Problem:
Look through the entries for the string "title", and copy each line that holds it.

Web page and app entries
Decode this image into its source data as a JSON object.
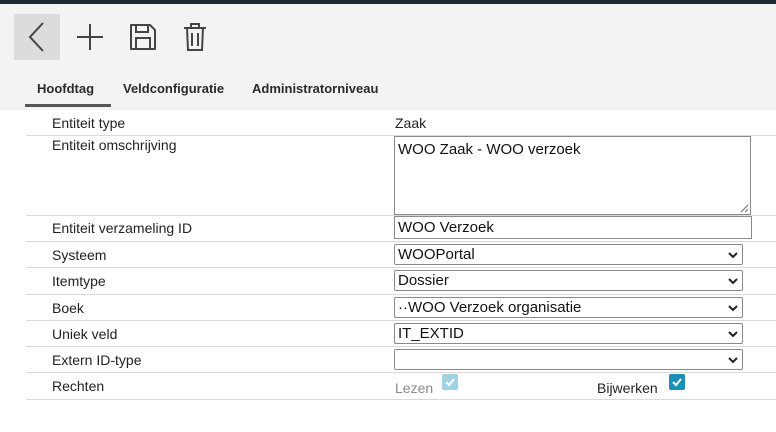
{
  "toolbar": {
    "back_icon": "chevron-left-icon",
    "add_icon": "plus-icon",
    "save_icon": "floppy-disk-icon",
    "delete_icon": "trash-icon"
  },
  "tabs": [
    {
      "label": "Hoofdtag",
      "active": true
    },
    {
      "label": "Veldconfiguratie",
      "active": false
    },
    {
      "label": "Administratorniveau",
      "active": false
    }
  ],
  "form": {
    "entity_type": {
      "label": "Entiteit type",
      "value": "Zaak"
    },
    "entity_description": {
      "label": "Entiteit omschrijving",
      "value": "WOO Zaak - WOO verzoek"
    },
    "collection_id": {
      "label": "Entiteit verzameling ID",
      "value": "WOO Verzoek"
    },
    "system": {
      "label": "Systeem",
      "value": "WOOPortal"
    },
    "item_type": {
      "label": "Itemtype",
      "value": "Dossier"
    },
    "book": {
      "label": "Boek",
      "value": "··WOO Verzoek organisatie"
    },
    "unique_field": {
      "label": "Uniek veld",
      "value": "IT_EXTID"
    },
    "extern_id_type": {
      "label": "Extern ID-type",
      "value": ""
    },
    "rights": {
      "label": "Rechten",
      "read_label": "Lezen",
      "read_checked": true,
      "read_disabled": true,
      "write_label": "Bijwerken",
      "write_checked": true
    }
  },
  "colors": {
    "checkbox_active": "#1a8fb7",
    "checkbox_disabled": "#9fd3e3",
    "tab_underline": "#555555",
    "toolbar_bg": "#f3f3f3"
  }
}
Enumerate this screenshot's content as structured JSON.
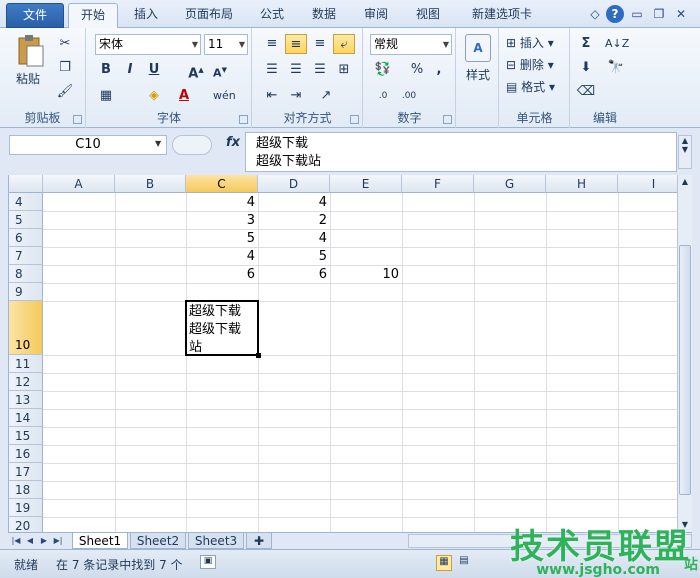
{
  "tabs": [
    "文件",
    "开始",
    "插入",
    "页面布局",
    "公式",
    "数据",
    "审阅",
    "视图",
    "新建选项卡"
  ],
  "ribbon": {
    "clipboard": {
      "paste": "粘贴",
      "title": "剪贴板"
    },
    "font": {
      "name": "宋体",
      "size": "11",
      "title": "字体",
      "bold": "B",
      "italic": "I",
      "underline": "U"
    },
    "alignment": {
      "title": "对齐方式"
    },
    "number": {
      "format": "常规",
      "title": "数字",
      "percent": "%",
      "comma": ","
    },
    "styles": {
      "label": "样式"
    },
    "cells": {
      "insert": "插入",
      "delete": "删除",
      "format": "格式",
      "title": "单元格"
    },
    "editing": {
      "title": "编辑",
      "sum": "Σ"
    }
  },
  "formula_bar": {
    "name_box": "C10",
    "fx": "fx",
    "line1": "超级下载",
    "line2": "超级下载站"
  },
  "grid": {
    "columns": [
      "A",
      "B",
      "C",
      "D",
      "E",
      "F",
      "G",
      "H",
      "I"
    ],
    "rows": [
      "4",
      "5",
      "6",
      "7",
      "8",
      "9",
      "10",
      "11",
      "12",
      "13",
      "14",
      "15",
      "16",
      "17",
      "18",
      "19",
      "20"
    ],
    "c_values": [
      "4",
      "3",
      "5",
      "4",
      "6"
    ],
    "d_values": [
      "4",
      "2",
      "4",
      "5",
      "6"
    ],
    "e8": "10",
    "active_cell_lines": [
      "超级下载",
      "超级下载",
      "站"
    ]
  },
  "sheets": [
    "Sheet1",
    "Sheet2",
    "Sheet3"
  ],
  "status": {
    "ready": "就绪",
    "message": "在 7 条记录中找到 7 个"
  },
  "watermark": {
    "text": "技术员联盟",
    "url": "www.jsgho.com",
    "suffix": "站"
  }
}
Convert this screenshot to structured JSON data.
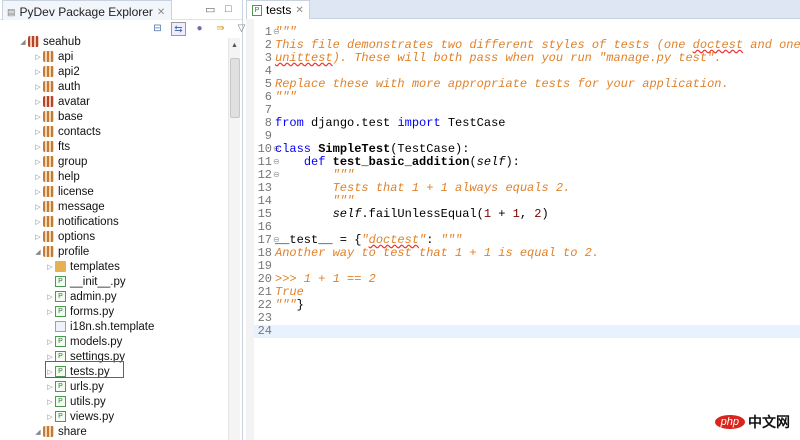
{
  "explorer": {
    "title": "PyDev Package Explorer",
    "tree": [
      {
        "label": "seahub",
        "level": 0,
        "icon": "project",
        "arrow": "open"
      },
      {
        "label": "api",
        "level": 1,
        "icon": "package",
        "arrow": "closed"
      },
      {
        "label": "api2",
        "level": 1,
        "icon": "package",
        "arrow": "closed"
      },
      {
        "label": "auth",
        "level": 1,
        "icon": "package",
        "arrow": "closed"
      },
      {
        "label": "avatar",
        "level": 1,
        "icon": "project",
        "arrow": "closed"
      },
      {
        "label": "base",
        "level": 1,
        "icon": "package",
        "arrow": "closed"
      },
      {
        "label": "contacts",
        "level": 1,
        "icon": "package",
        "arrow": "closed"
      },
      {
        "label": "fts",
        "level": 1,
        "icon": "package",
        "arrow": "closed"
      },
      {
        "label": "group",
        "level": 1,
        "icon": "package",
        "arrow": "closed"
      },
      {
        "label": "help",
        "level": 1,
        "icon": "package",
        "arrow": "closed"
      },
      {
        "label": "license",
        "level": 1,
        "icon": "package",
        "arrow": "closed"
      },
      {
        "label": "message",
        "level": 1,
        "icon": "package",
        "arrow": "closed"
      },
      {
        "label": "notifications",
        "level": 1,
        "icon": "package",
        "arrow": "closed"
      },
      {
        "label": "options",
        "level": 1,
        "icon": "package",
        "arrow": "closed"
      },
      {
        "label": "profile",
        "level": 1,
        "icon": "package",
        "arrow": "open"
      },
      {
        "label": "templates",
        "level": 2,
        "icon": "folder",
        "arrow": "closed"
      },
      {
        "label": "__init__.py",
        "level": 2,
        "icon": "python-file",
        "arrow": "none"
      },
      {
        "label": "admin.py",
        "level": 2,
        "icon": "python-file",
        "arrow": "closed"
      },
      {
        "label": "forms.py",
        "level": 2,
        "icon": "python-file",
        "arrow": "closed"
      },
      {
        "label": "i18n.sh.template",
        "level": 2,
        "icon": "text-file",
        "arrow": "none"
      },
      {
        "label": "models.py",
        "level": 2,
        "icon": "python-file",
        "arrow": "closed"
      },
      {
        "label": "settings.py",
        "level": 2,
        "icon": "python-file",
        "arrow": "closed"
      },
      {
        "label": "tests.py",
        "level": 2,
        "icon": "python-file",
        "arrow": "closed",
        "highlighted": true
      },
      {
        "label": "urls.py",
        "level": 2,
        "icon": "python-file",
        "arrow": "closed"
      },
      {
        "label": "utils.py",
        "level": 2,
        "icon": "python-file",
        "arrow": "closed"
      },
      {
        "label": "views.py",
        "level": 2,
        "icon": "python-file",
        "arrow": "closed"
      },
      {
        "label": "share",
        "level": 1,
        "icon": "package",
        "arrow": "open"
      }
    ]
  },
  "editor": {
    "tab": "tests",
    "current_line": 24,
    "lines": [
      {
        "n": "1",
        "fold": true,
        "tokens": [
          [
            "\"\"\"",
            "cm"
          ]
        ]
      },
      {
        "n": "2",
        "tokens": [
          [
            "This file demonstrates two different styles of tests (one ",
            "cm"
          ],
          [
            "doctest",
            "cm sq"
          ],
          [
            " and one",
            "cm"
          ]
        ]
      },
      {
        "n": "3",
        "tokens": [
          [
            "unittest",
            "cm sq"
          ],
          [
            "). These will both pass when you run \"manage.py test\".",
            "cm"
          ]
        ]
      },
      {
        "n": "4",
        "tokens": []
      },
      {
        "n": "5",
        "tokens": [
          [
            "Replace these with more appropriate tests for your application.",
            "cm"
          ]
        ]
      },
      {
        "n": "6",
        "tokens": [
          [
            "\"\"\"",
            "cm"
          ]
        ]
      },
      {
        "n": "7",
        "tokens": []
      },
      {
        "n": "8",
        "tokens": [
          [
            "from",
            "kw"
          ],
          [
            " django.test ",
            "pl"
          ],
          [
            "import",
            "kw"
          ],
          [
            " TestCase",
            "pl"
          ]
        ]
      },
      {
        "n": "9",
        "tokens": []
      },
      {
        "n": "10",
        "fold": true,
        "tokens": [
          [
            "class",
            "kw"
          ],
          [
            " ",
            "pl"
          ],
          [
            "SimpleTest",
            "fn"
          ],
          [
            "(TestCase):",
            "pl"
          ]
        ]
      },
      {
        "n": "11",
        "fold": true,
        "tokens": [
          [
            "    ",
            "pl"
          ],
          [
            "def",
            "kw"
          ],
          [
            " ",
            "pl"
          ],
          [
            "test_basic_addition",
            "fn"
          ],
          [
            "(",
            "pl"
          ],
          [
            "self",
            "self"
          ],
          [
            "):",
            "pl"
          ]
        ]
      },
      {
        "n": "12",
        "fold": true,
        "tokens": [
          [
            "        \"\"\"",
            "cm"
          ]
        ]
      },
      {
        "n": "13",
        "tokens": [
          [
            "        Tests that 1 + 1 always equals 2.",
            "cm"
          ]
        ]
      },
      {
        "n": "14",
        "tokens": [
          [
            "        \"\"\"",
            "cm"
          ]
        ]
      },
      {
        "n": "15",
        "tokens": [
          [
            "        ",
            "pl"
          ],
          [
            "self",
            "self"
          ],
          [
            ".failUnlessEqual(",
            "pl"
          ],
          [
            "1",
            "num"
          ],
          [
            " + ",
            "pl"
          ],
          [
            "1",
            "num"
          ],
          [
            ", ",
            "pl"
          ],
          [
            "2",
            "num"
          ],
          [
            ")",
            "pl"
          ]
        ]
      },
      {
        "n": "16",
        "tokens": []
      },
      {
        "n": "17",
        "fold": true,
        "tokens": [
          [
            "__test__ = {",
            "pl"
          ],
          [
            "\"",
            "cm"
          ],
          [
            "doctest",
            "cm sq"
          ],
          [
            "\"",
            "cm"
          ],
          [
            ": ",
            "pl"
          ],
          [
            "\"\"\"",
            "cm"
          ]
        ]
      },
      {
        "n": "18",
        "tokens": [
          [
            "Another way to test that 1 + 1 is equal to 2.",
            "cm"
          ]
        ]
      },
      {
        "n": "19",
        "tokens": []
      },
      {
        "n": "20",
        "tokens": [
          [
            ">>> 1 + 1 == 2",
            "cm"
          ]
        ]
      },
      {
        "n": "21",
        "tokens": [
          [
            "True",
            "cm"
          ]
        ]
      },
      {
        "n": "22",
        "tokens": [
          [
            "\"\"\"",
            "cm"
          ],
          [
            "}",
            "pl"
          ]
        ]
      },
      {
        "n": "23",
        "tokens": []
      },
      {
        "n": "24",
        "tokens": []
      }
    ]
  },
  "watermark": {
    "logo": "php",
    "text": "中文网"
  }
}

Written response:
      "title": "剪贴板"
      "title": "字体",
      "title": "对齐方式"
      "title": "数字",
      "title": "单元格"
      "title": "编辑",
    "title": "PyDev Package Explorer",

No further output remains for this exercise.